Quinn Norton says her 'doppelgänger' was fired

In February 2018, The New York Times put out a statement reading, "We're delighted to announce that Quinn Norton has joined The New York Times editorial board as our lead opinion writer on the power, culture and consequences of technology." Mere hours later, Norton faced those very consequences, as her provocative tweets were uncovered by users on Twitter and she was fired from her just-announced new position. Slate reported on some of the tweets that people were upset about, including one where she admitted, "I have been friends with various neo-nazis in my time, yes." She also used an anti-gay slur, as well as the n-word, which she defended by writing, "When I speak to communities, I used their language to do it."

Wired writer Steven Levy, a former colleague, defended Norton online.
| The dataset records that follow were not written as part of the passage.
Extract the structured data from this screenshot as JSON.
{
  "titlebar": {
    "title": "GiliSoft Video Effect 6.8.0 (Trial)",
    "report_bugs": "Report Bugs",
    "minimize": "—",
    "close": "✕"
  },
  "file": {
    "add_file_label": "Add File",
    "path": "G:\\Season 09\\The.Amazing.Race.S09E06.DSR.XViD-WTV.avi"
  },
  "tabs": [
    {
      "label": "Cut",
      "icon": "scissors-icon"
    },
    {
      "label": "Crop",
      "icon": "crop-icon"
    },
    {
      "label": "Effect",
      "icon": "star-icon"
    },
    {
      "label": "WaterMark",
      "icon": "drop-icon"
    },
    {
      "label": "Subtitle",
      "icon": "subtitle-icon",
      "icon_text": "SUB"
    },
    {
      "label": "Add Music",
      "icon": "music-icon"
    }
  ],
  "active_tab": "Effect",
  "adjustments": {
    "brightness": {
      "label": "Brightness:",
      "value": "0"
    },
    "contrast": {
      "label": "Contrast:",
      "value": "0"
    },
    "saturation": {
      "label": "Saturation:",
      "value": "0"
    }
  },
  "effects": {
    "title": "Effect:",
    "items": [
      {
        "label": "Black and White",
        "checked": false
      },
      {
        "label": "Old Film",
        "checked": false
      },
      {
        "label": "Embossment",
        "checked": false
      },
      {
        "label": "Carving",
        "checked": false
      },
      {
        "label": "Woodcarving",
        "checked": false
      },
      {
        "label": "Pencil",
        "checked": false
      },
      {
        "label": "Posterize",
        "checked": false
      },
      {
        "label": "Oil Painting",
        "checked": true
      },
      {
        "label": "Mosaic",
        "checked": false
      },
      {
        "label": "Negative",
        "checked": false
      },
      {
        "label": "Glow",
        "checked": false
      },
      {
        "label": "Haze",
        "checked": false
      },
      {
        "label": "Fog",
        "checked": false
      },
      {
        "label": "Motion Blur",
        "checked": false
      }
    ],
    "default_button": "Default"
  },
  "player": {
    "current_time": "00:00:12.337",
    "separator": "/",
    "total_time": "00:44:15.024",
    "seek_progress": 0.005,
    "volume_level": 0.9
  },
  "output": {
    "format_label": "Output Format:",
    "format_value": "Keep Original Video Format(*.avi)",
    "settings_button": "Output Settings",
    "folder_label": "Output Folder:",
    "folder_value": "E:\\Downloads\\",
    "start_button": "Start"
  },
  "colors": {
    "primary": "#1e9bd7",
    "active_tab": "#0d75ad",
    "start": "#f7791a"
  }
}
He wrote, "I know @quinnnorton and she's no racist or Nazi sympathizer. She's a smart edgy writer whose tweets are too easily taken out of context." Wired noted a past Medium post where Norton indicated that she believes talking with racists is an important part of changing minds, and in an essay for The Atlantic after her firing, she described the vilified version of herself as a "doppelgänger," not her actual self. She also defended her friendship with Andrew Auernheimer, an avowed neo-Nazi who helps run The Daily Stormer, by saying, "In my pacifism, I can't reject a friendship, even when a friend has taken such a horrifying path."

Lauren Wolfe lost her job at The New York Times

In the days leading up to Joe Biden's inauguration as president, Lauren Wolfe, a freelance editor at The New York Times, tweeted "I have chills" as she watched his plane touch down in D.C. for his inauguration. Accusations of impartiality went viral, and Wolfe lost her job at The New York Times over the controversy. The Advocate reported that Wolfe tweeted about having received death threats, and the outlet noted a tweet from a friend of hers reading in part, "the NYT was pressured by fascists, Trumpkins and hypocrites on the right." In a statement to The Wrap, a New York Times spokesperson claimed, "For privacy reasons we don't get into the details of personnel matters but we can say that we didn't end someone's employment over a single tweet."

In the firestorm that followed her firing, Wolfe was particularly upset with the behavior of a reporter from the New York Post who claimed that she was unavailable for comment even though she said she'd never been asked to address the issue by the outlet. She tweeted, "Are you proud of stalking me today? ... Judging me as a journalist on these terms, while I am being stalked by your photog and getting death treats—you judge ME my work? Shame on you."

Since losing her job with The New York Times, Wolfe has pivoted to Substack, where she runs a newsletter about journalism, aptly named Chills.